Well Mark's comments about my approach are pretty accurate - Thanks! Is is worth adding a few comments about not producing burr.
Edge leading vs trailing. You can produce burr going in BOTH directions. This is more obvious with power grinding on a belt grinder. My Burr King unit goes in an edge leading direction. I can certainly produce burr with this unit. My Coote grinder goes both directions and you can produce burr edge leading and trailing. WHY?

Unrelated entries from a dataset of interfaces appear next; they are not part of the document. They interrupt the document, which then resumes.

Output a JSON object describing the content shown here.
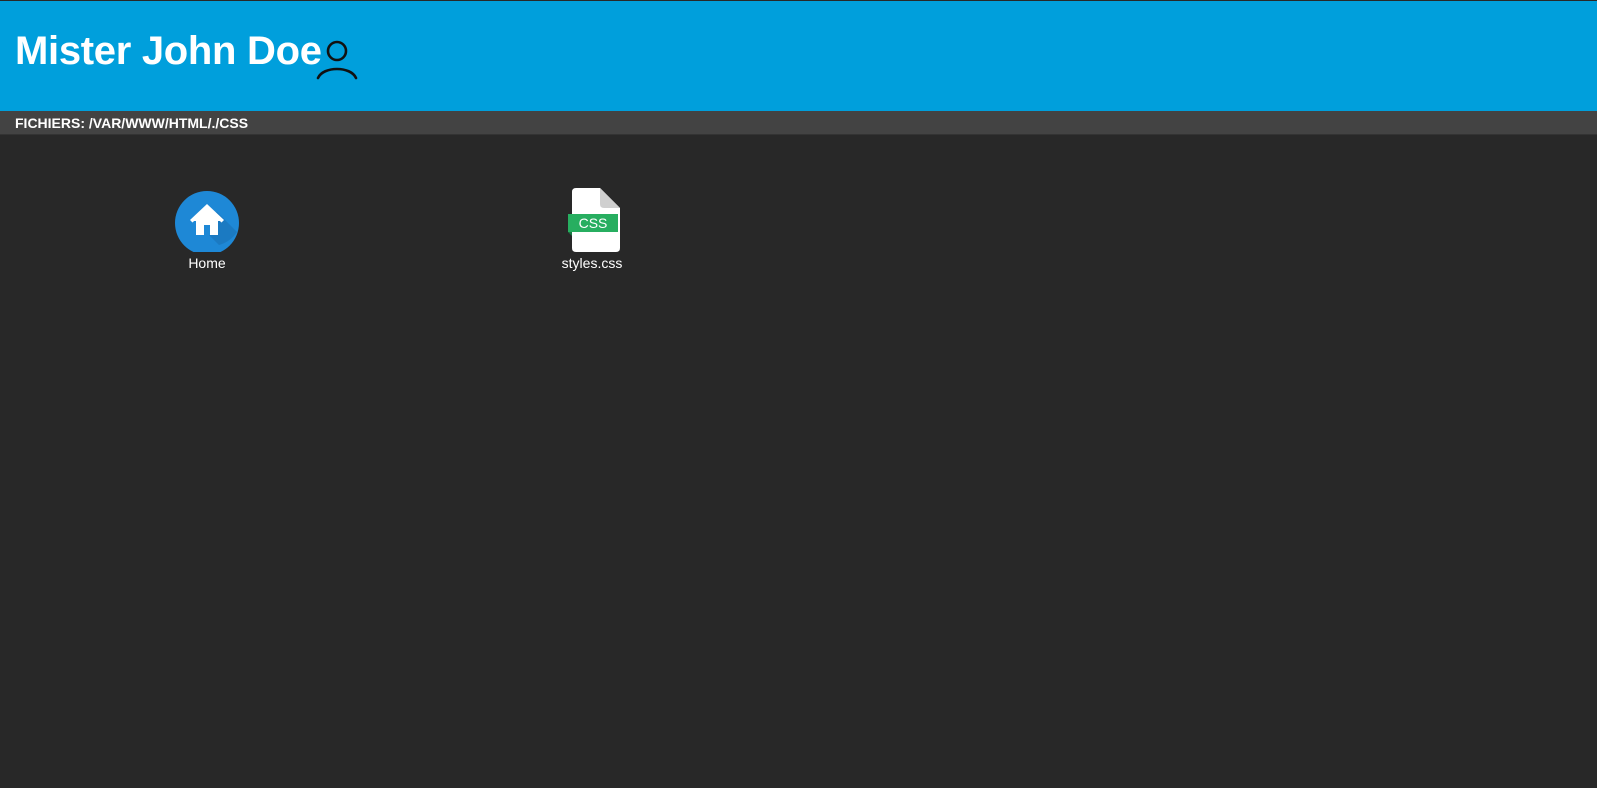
{
  "header": {
    "user_name": "Mister John Doe",
    "user_icon": "user-icon",
    "background_color": "#009fdc"
  },
  "pathbar": {
    "label": "FICHIERS: /VAR/WWW/HTML/./CSS"
  },
  "files": [
    {
      "name": "Home",
      "icon": "home-icon",
      "type": "folder"
    },
    {
      "name": "styles.css",
      "icon": "css-file-icon",
      "type": "file",
      "badge": "CSS",
      "badge_color": "#27ae60"
    }
  ],
  "colors": {
    "background": "#282828",
    "pathbar": "#434343",
    "home_circle": "#1e88d6"
  }
}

Burr is produced when one goes past the point of creating a union of the two sides - in either direction. It's not so much that you are pushing the metal over the edge but that you are pushing the metal to a point after the two sides meet where there is no support. If you want to see a similar phenomena in nature think of ocean waves. A swell has no foam. A large surf wave reaches a point where the water no longer has laminar flow and becomes turbulent flow. Think of this disorganized flow and burr formation (which is fatigued metal) as somewhat similar phenomena. On a belt grinder at full speed, you easily blow past this point of union. By hand you can sneak up to the point of burr formation. With higher pressure this occurs in fewer strokes and it is easy to blow past it. With lighter pressure you can hit the point where it is just about to 'burr'. On coarser grits you can approach this to within a fraction of a stroke - yes you can

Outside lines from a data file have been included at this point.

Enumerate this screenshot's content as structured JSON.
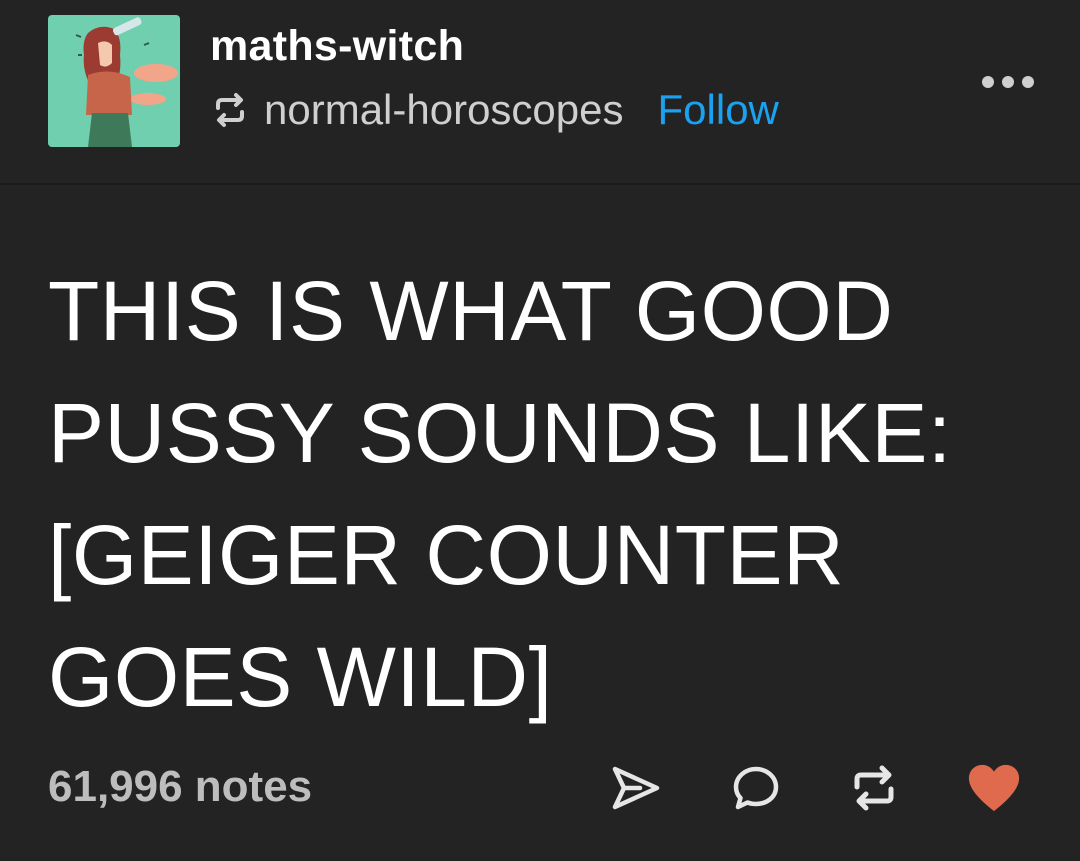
{
  "post": {
    "blog_name": "maths-witch",
    "reblog_source": "normal-horoscopes",
    "follow_label": "Follow",
    "body_lines": [
      "THIS IS WHAT GOOD",
      "PUSSY SOUNDS LIKE:",
      "[GEIGER COUNTER",
      "GOES WILD]"
    ],
    "notes_label": "61,996 notes"
  },
  "icons": {
    "avatar": "avatar-illustration",
    "reblog": "reblog-icon",
    "more": "more-options-icon",
    "share": "share-icon",
    "reply": "reply-icon",
    "reblog_action": "reblog-icon",
    "like": "heart-icon"
  },
  "colors": {
    "background": "#232323",
    "follow": "#1aa2f0",
    "like": "#e06a4d",
    "secondary_text": "#cfcfcf"
  }
}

HOW? The trick is to develop a sense of perceiving a SUDDEN INCREASE IN SHARPNESS. Right before the two sides meet the sharpness goes WAY UP. Perceiving this is a skill worth developing. It is worth testing along the blade to get all of the blade there close to simultaneously.
Using burr formation is a crutch. For a beginner sharpener it is a necessary one - at least you are in the ball park. But it is a skill once learned to unlearn.
If you want to understand this crutch and getting around it, try sharpening a ceramic blade where you don't have burr formation as a crutch to use in your technique. Also try honing a razor and dealing with removing burr and you will see why razor honers don't rely on burr formation.
To some extent 'no burr' is an ideal and not always practical. When removing chips, especially big ones, you do go past the point of union working your way down through the chip(s). Here you strive to abrade it in place as it is formed, switching sides as necessary.
Also note that if you simply grind on one side of the blade until you get burr, you are temporarily changing the blade's symmetry and creating a burr off center of where your final edge will reside anyway, which is rather pointless. Here light abrasion removing the burr in place rather than bending it over back and forth is preferred or trying to rip it off running through a cork, felt or the end of a piece of wood. When I resort to this, it is due to either very casual technique on very cheap knives or a personal failure of my technique not meeting my own standards.